At its core, WandaVision is a show that sets up the next phase of the Marvel Cinematic Universe (MCU). It was first announced at the D23 2019 expo, where executive producer Kevin Feige described it as "half ’60s sitcom, half MCU spectacular inspired by The Dick van Dyke Show." Variety reports that the events of WandaVision will tie directly into Doctor Strange in the Multiverse of Madness, an ominously titled upcoming film that also stars Olsen. And according to ScreenRant, we know that WandaVision introduces Teyonah Parris as an adult Monica Rambeau (the kid in Captain Marvel) who seems to be working for an otherworldly defense organization, maybe even with Nick Fury. From all of that, we can assume that whatever happens in WandaVision has potentially dire consequences for time, space, and even reality itself.

Based on the trailers, WandaVision is likely an exploration of how poorly Wanda is coping with Vision's death, perhaps creating a cheerful fake reality as a result. In one trailer, Wanda tells a somehow alive Vision, "This is our home now" as she magics them to look like a black-and-white I Love Lucy couple. Kathryn Hahn's mysterious "Nosy Neighbor" reminds Vision he's dead, which seems to shock him. That same neighbor asks why they don't have kids, and in the next shot they're suddenly dancing with twin sons. Eventually, we see Monica sucked into what appears to be Wanda's bubbled reality. Like Vision, Monica can't seem to remember who she is once inside. And a brief glitch shows that Wanda and Vision's "house" may just be a hollow structure in the middle of nowhere.
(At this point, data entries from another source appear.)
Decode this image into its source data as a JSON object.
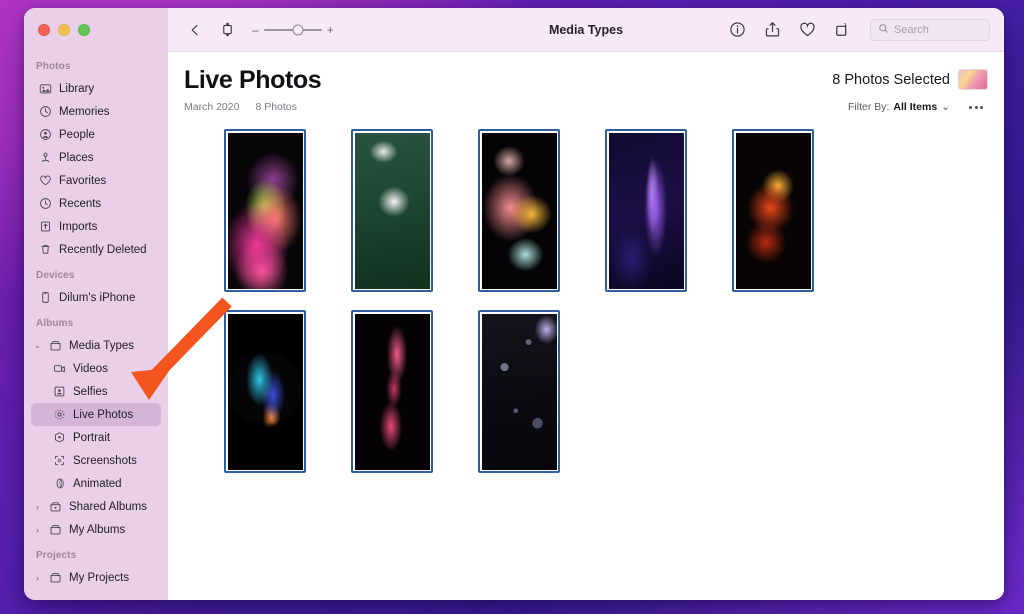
{
  "window": {
    "title": "Media Types"
  },
  "traffic_lights": {
    "close": "close",
    "minimize": "minimize",
    "zoom": "zoom"
  },
  "toolbar": {
    "back_icon": "chevron-left-icon",
    "sidebar_icon": "sidebar-toggle-icon",
    "zoom_out_label": "–",
    "zoom_in_label": "+",
    "zoom_value": 60,
    "info_icon": "info-icon",
    "share_icon": "share-icon",
    "favorite_icon": "heart-icon",
    "rotate_icon": "rotate-icon",
    "search": {
      "placeholder": "Search",
      "value": ""
    }
  },
  "sidebar": {
    "groups": [
      {
        "title": "Photos",
        "items": [
          {
            "label": "Library",
            "icon": "library-icon"
          },
          {
            "label": "Memories",
            "icon": "memories-icon"
          },
          {
            "label": "People",
            "icon": "people-icon"
          },
          {
            "label": "Places",
            "icon": "places-icon"
          },
          {
            "label": "Favorites",
            "icon": "heart-icon"
          },
          {
            "label": "Recents",
            "icon": "clock-icon"
          },
          {
            "label": "Imports",
            "icon": "import-icon"
          },
          {
            "label": "Recently Deleted",
            "icon": "trash-icon"
          }
        ]
      },
      {
        "title": "Devices",
        "items": [
          {
            "label": "Dilum's iPhone",
            "icon": "iphone-icon"
          }
        ]
      },
      {
        "title": "Albums",
        "items": [
          {
            "label": "Media Types",
            "icon": "album-icon",
            "twisty": "⌄",
            "expanded": true
          },
          {
            "label": "Videos",
            "icon": "video-icon",
            "indent": true
          },
          {
            "label": "Selfies",
            "icon": "selfie-icon",
            "indent": true
          },
          {
            "label": "Live Photos",
            "icon": "live-photo-icon",
            "indent": true,
            "selected": true
          },
          {
            "label": "Portrait",
            "icon": "portrait-icon",
            "indent": true
          },
          {
            "label": "Screenshots",
            "icon": "screenshot-icon",
            "indent": true
          },
          {
            "label": "Animated",
            "icon": "animated-icon",
            "indent": true
          },
          {
            "label": "Shared Albums",
            "icon": "shared-album-icon",
            "twisty": "›"
          },
          {
            "label": "My Albums",
            "icon": "album-icon",
            "twisty": "›"
          }
        ]
      },
      {
        "title": "Projects",
        "items": [
          {
            "label": "My Projects",
            "icon": "album-icon",
            "twisty": "›"
          }
        ]
      }
    ]
  },
  "content": {
    "page_title": "Live Photos",
    "date": "March 2020",
    "count": "8 Photos",
    "selection_text": "8 Photos Selected",
    "filter_prefix": "Filter By:",
    "filter_value": "All Items",
    "filter_chevron": "⌄",
    "more_icon": "more-options-icon",
    "photos": [
      {
        "name": "colorful-powder-explosion",
        "art": "p1",
        "selected": true
      },
      {
        "name": "aerial-surfer-green-water",
        "art": "p2",
        "selected": true
      },
      {
        "name": "pink-orange-ink-cloud",
        "art": "p3",
        "selected": true
      },
      {
        "name": "purple-particle-streak",
        "art": "p4",
        "selected": true
      },
      {
        "name": "red-fire-streaks",
        "art": "p5",
        "selected": true
      },
      {
        "name": "blue-abstract-sphere",
        "art": "p6",
        "selected": true
      },
      {
        "name": "pink-silk-ribbon",
        "art": "p7",
        "selected": true
      },
      {
        "name": "dark-water-bubbles",
        "art": "p8",
        "selected": true
      }
    ]
  },
  "annotation": {
    "arrow_color": "#f4541d",
    "points_at": "Live Photos"
  }
}
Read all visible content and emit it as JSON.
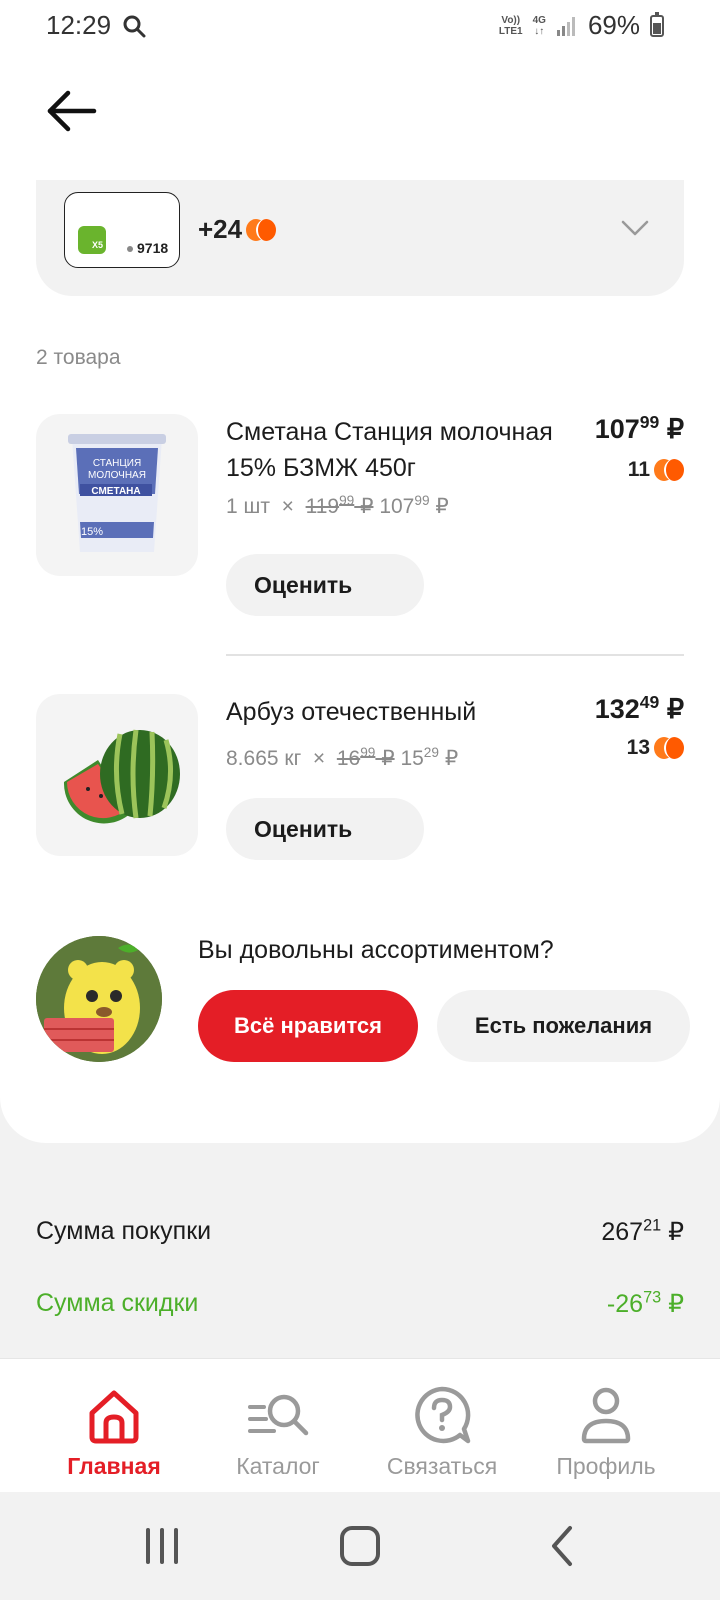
{
  "status_bar": {
    "time": "12:29",
    "volte": "Vo))\nLTE1",
    "network": "4G",
    "battery": "69%"
  },
  "loyalty": {
    "card_number": "9718",
    "card_logo_text": "X5",
    "points_earned": "+24"
  },
  "items_count": "2 товара",
  "items": [
    {
      "name": "Сметана Станция молочная 15% БЗМЖ 450г",
      "price_main": "107",
      "price_kop": "99",
      "currency": "₽",
      "points": "11",
      "quantity": "1 шт",
      "times": "×",
      "old_main": "119",
      "old_kop": "99",
      "new_main": "107",
      "new_kop": "99",
      "rate_label": "Оценить",
      "image_icon": "sour-cream-cup-icon"
    },
    {
      "name": "Арбуз отечественный",
      "price_main": "132",
      "price_kop": "49",
      "currency": "₽",
      "points": "13",
      "quantity": "8.665 кг",
      "times": "×",
      "old_main": "16",
      "old_kop": "99",
      "new_main": "15",
      "new_kop": "29",
      "rate_label": "Оценить",
      "image_icon": "watermelon-icon"
    }
  ],
  "survey": {
    "question": "Вы довольны ассортиментом?",
    "like_label": "Всё нравится",
    "wish_label": "Есть пожелания"
  },
  "summary": {
    "total_label": "Сумма покупки",
    "total_main": "267",
    "total_kop": "21",
    "discount_label": "Сумма скидки",
    "discount_main": "-26",
    "discount_kop": "73",
    "currency": "₽"
  },
  "bottom_nav": [
    {
      "label": "Главная",
      "icon": "home-icon",
      "active": true
    },
    {
      "label": "Каталог",
      "icon": "catalog-search-icon",
      "active": false
    },
    {
      "label": "Связаться",
      "icon": "help-chat-icon",
      "active": false
    },
    {
      "label": "Профиль",
      "icon": "profile-icon",
      "active": false
    }
  ],
  "colors": {
    "accent_red": "#e41e26",
    "discount_green": "#4caf2a",
    "points_orange": "#ff5a00"
  }
}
It's all very strange, but these events have a basis in the comics. In issues published in the 1970s, Wanda and Vision did fall in love and temporarily left the Avengers to enjoy suburbia together. Under the guidance of a witch named Agatha Harkness — the likely identity of Hahn's character — Wanda even learned how to magically create twin sons, Billy and Tommy. (The procedure involved using shards from the demon Mephisto, who fans believe could be the villain in Doctor Strange in the Multiverse of Madness or Spider-Man 3).

They were all a happy family for a while, but Wanda's mental health started to deteriorate after a complicated series of events. (It's a lot, but among other things: she and Vision broke up, he died, and their children disappeared after she finally acknowledged they weren't real.) Then in House of M, Agatha wiped Wanda's memory to save her from the pain. But that just led to Wanda creating a whole new, terrible reality to try and bring her sons back. After a ton of bloodshed, the Avengers eventually righted everything. Wanda left the team for a while, Billy and Tommy were reincarnated as real boys (unrelated to one another), and they went on to lead the reality-hopping Young Avengers team with Miss America.

Clearly there are threads of all those stories in WandaVision. Miss America is in Doctor Strange 2, so WandaVision is likely the start of an eventual Young Avengers film. In the comics, it was Billy and Tommy's deaths that led to Wanda busting open the multiverse, but in WandaVision it's likely Vision's death that triggers it. We also know that Disney now owns the rights to the X-Men, which played a major role in the House of M storyline. Is it possible Wanda opens up the multiverse in an attempt to bring Vision back, and that's how the X-Men are incorporated into the MCU? It's unclear, but it seems like behind all the cute sitcom references, WandaVision is really a story about Wanda's grief.